Though plenty of adjunct professors still teach students, the full-time, tenured, middle-class professor position is nearing extinction. Adjunct professors are paid at wages below the poverty line while the costs of the career—attending conferences, performing research, accessing academic databases—continue to rise. Sarah Kendzior at AlterNet explains why underpaid adjunct faculty is a sign of a greater problem:
But all Americans should be concerned about adjuncts, and not only because adjuncts are the ones teaching our youth.

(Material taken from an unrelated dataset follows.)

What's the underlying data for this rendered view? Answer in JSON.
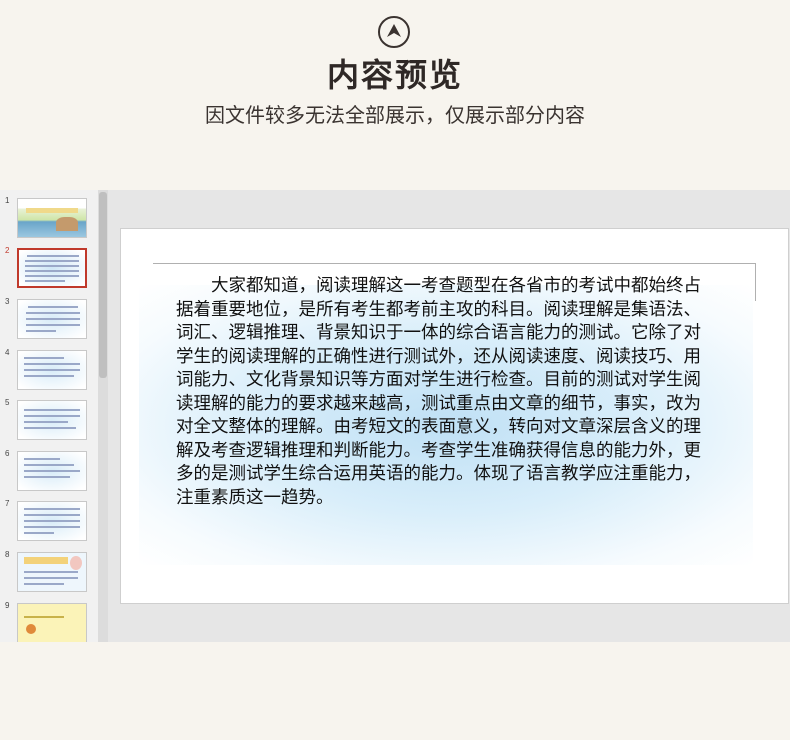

I didn’t know when he called me that he’d made up nearly all of the bizarre and amazing stories, that he was the perpetrator of probably the most elaborate fraud in journalistic history, that he would soon become famous on a whole new scale.
For a while now, such characters, if not totally extinct, have been on a steady life-support drip of nostalgia. In an age when GPS tracking, oversharing and 8 Signs Your Man Is Cheating listicles make their services unnecessary, the old-school gumshoe feels as irrelevant as Sherlock Holmes and Miss Marple felt a generation before.

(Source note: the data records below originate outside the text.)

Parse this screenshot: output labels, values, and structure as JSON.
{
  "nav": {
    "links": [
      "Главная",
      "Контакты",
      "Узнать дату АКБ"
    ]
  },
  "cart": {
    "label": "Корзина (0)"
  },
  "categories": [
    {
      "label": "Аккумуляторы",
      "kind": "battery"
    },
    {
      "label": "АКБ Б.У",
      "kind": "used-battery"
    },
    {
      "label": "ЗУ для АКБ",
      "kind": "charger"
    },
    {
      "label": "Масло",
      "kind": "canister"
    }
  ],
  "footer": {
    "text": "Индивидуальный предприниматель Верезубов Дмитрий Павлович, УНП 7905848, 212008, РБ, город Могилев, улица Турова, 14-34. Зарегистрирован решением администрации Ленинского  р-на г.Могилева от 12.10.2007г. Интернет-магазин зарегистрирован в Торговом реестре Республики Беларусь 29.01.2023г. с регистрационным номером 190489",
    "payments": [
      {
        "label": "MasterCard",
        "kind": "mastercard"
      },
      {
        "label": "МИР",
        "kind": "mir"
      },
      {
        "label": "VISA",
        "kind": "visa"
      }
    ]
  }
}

In the Bay of Fundy, between Maine’s northeast coast and the western shores of Nova Scotia, lies an island called Grand Manan, whose windswept landscape serves as a source of inspiration and meditation for Alison Hawthorne Deming....more
If the lists are to be believed, the only good new writers are under 40. It’s not just Buzzfeed, but also the New Yorker, Granta, and others who publish lists of great new—and young—authors. Joanna Walsh takes issue with this trend over at the Guardian:

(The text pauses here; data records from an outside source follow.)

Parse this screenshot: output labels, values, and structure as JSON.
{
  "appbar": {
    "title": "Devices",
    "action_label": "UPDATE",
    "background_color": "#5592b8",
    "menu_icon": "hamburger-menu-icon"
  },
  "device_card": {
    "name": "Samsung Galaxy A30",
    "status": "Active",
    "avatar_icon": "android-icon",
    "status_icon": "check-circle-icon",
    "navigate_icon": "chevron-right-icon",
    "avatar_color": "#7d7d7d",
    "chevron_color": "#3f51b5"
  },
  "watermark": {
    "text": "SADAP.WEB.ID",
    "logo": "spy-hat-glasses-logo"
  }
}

Sometimes the literary bitcoin is just life: some people have more to say aged 50, than at 30; for others it’s the opposite.
It’s a dream city, Tokyo. I mean that literally, in that I often felt like I was experiencing it while asleep.
Can’t get enough Leslie Jamison? The Chicago Humanities Festival video of her October 20 talk with Jac Jemc is available here. They cover a lot of ground in this hourlong Q &A, including a much more involved exploration of “wounded women” and the problem of trying to distinguish between “actual” pain and “performed” pain....more
Does anything in this world feel quite as special or personal as an actual physical letter arriving in the mail? I’m a big fan of the handwritten, of stationery and funky pens. Of Christmas cards and thank-you notes that require a stamp instead of an “@” to arrive at the intended destination.
In anticipation of his memoir, Whipping Boy, Allen Kurzweil shares a condensed version at the New Yorker: his forty-year search for a boy who bullied him in a Swiss boarding school.
Story|Houston published a beautiful story this week in their Fall 2014 issue, all of which centers around the theme of family, functional or otherwise. “Termites” tells the story of Tamara, aka Tam or Tam-Tam, a youngish woman living in and trying to take care of/sell her family’s childhood home on Staten Island....more
At Flavorwire, Jonathan Sturgeon continues the “literary” and “genre” war, offering a new perspective grounded in the marketplace:
So what’s really going on here? Well, it isn’t the genre of prose that has literary novelists anxious. It’s the market status of genre novels.
Why would a writer elicit that kind of hatred? What kind of threat did he pose? I asked my dad if I could borrow a copy of Ulysses, went to my room and began to read. An hour later I came back downstairs.
For T Magazine, seven authors reflect on the experience of revisiting and annotating their early works for an upcoming PEN American Center fundraiser. George Saunders thinks his style in CivilWarLand in Bad Decline was “manic and abrupt.” Jennifer Egan still regrets that she failed to include an Epic poetry chapter in A Visit From the Goon Squad....more